WAMU 88.5 : Morning Edition

Filed Under:

Sound Familiar? New App Orders D.C. Taxis, Pays Fares, Via Smartphone

Play associated audio
A new smartphone app called myTaxi allows people to order a cab via smartphone in D.C.
Victoria Pickering: http://www.flickr.com/photos/vpickering/4040551209/
A new smartphone app called myTaxi allows people to order a cab via smartphone in D.C.

One of the biggest gripes about D.C.'s taxicabs is that so few of them accept credit cards, but that may change starting today.

The D.C. Council passed regulations last spring requiring all cabs to have credit card machines, but the changeover has since been mired in red tape. The D.C. government is still trying to settle a dispute among contractors who bid on the $35 million contract to install new credit card readers in the city's cabs.  

A new myTaxi smartphone app launching in D.C. allows customers to order a ride on a smartphone — much like the smartphone-based Uber service, which has caused some consternation among the city's cab drivers. myTaxi's GPS will locate the nearest taxi and send the driver a notification on his smartphone, and the driver has five seconds to accept. Payment is made at the end of the trip using the passenger's previously approved credit card.

"We support Visa and Mastercard, or if you are with PayPal you can also store your PayPal account," says myTaxi spokeswoman Lina Wuller. She notes that the GPS feature of that app means that a person doesn't need to have an exact address to order a taxi — which is the case with Uber. 

Passengers can begin downloading the app today, but it's still unclear how many taxis are actually participating. Wuller declines to disclose how many taxi drivers have signed up, but she does introduce one of them, taxi driver Masood Medgalchi.

Medgalchi is also active in the D.C. Professional Taxicab Drivers Association, which opposes the Taxicab Commission's proposed reforms, including the plan to install the credit card machines.

"We were trying to be proactive about what the government of the District wanted us to do without having the government impose on us," he says.

Medgalchi's group calls the credit card system the district is attempting to push into taxis "antiquated." It's also on hold until the District clears up a dispute over what company should install the card readers.

NPR

A 'Lasciviously LA' Lunch With Crime Novelist James Ellroy

Ellroy's new novel, Perfidia, follows the Los Angeles police response to a brutal murder on the eve of Pearl Harbor.

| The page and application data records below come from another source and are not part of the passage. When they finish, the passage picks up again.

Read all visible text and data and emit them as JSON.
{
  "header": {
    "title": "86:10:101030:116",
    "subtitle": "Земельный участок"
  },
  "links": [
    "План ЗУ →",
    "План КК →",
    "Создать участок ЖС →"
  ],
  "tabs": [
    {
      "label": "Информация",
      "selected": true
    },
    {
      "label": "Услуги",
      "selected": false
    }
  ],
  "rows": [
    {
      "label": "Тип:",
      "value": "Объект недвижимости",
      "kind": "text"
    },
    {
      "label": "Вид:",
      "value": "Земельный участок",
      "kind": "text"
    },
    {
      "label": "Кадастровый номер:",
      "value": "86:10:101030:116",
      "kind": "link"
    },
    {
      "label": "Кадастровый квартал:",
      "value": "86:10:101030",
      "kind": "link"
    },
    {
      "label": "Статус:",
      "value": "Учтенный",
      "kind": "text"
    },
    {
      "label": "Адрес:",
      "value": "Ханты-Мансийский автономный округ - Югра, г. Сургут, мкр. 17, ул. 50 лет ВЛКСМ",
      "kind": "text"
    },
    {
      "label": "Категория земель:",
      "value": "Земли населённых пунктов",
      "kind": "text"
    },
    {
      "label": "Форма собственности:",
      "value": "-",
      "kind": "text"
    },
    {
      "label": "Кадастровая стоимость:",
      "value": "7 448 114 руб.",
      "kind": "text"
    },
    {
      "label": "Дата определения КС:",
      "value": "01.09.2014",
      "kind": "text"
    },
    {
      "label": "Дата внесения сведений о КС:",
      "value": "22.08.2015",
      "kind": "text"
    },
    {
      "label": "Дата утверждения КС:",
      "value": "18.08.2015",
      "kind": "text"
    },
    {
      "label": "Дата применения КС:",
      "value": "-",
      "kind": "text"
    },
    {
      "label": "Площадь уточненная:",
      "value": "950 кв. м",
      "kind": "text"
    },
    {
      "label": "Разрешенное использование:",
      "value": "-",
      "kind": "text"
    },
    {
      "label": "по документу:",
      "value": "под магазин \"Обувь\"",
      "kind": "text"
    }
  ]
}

In a vintage steakhouse, the author discusses the book and his tech-free lifestyle.
NPR

Reality Check For Young Farmers: It's An Expensive 'Habit'

More young people are trying their hand at farming, hoping to make a living out of it. But, as it turns out, passion and grit are just a few of the prerequisites for success.
NPR

Clintons Return To Iowa To Rally Democratic Hopefuls

The Clintons are back in Iowa at an event that is the place to see and be seen for ambitious Democrats. NPR's Arun Rath talks with national political correspondent Don Gonyea.
NPR

Gaming Expert: Destiny Is Good, But 'There's Not Much There'

The much-anticipated video game, Destiny, was released this week. NPR's Lynn Neary speaks with gaming expert Adam Sessler about the new game and whether it was worth all the hype.

Leave a Comment

Help keep the conversation civil. Please refer to our Terms of Use and Code of Conduct before posting your comments.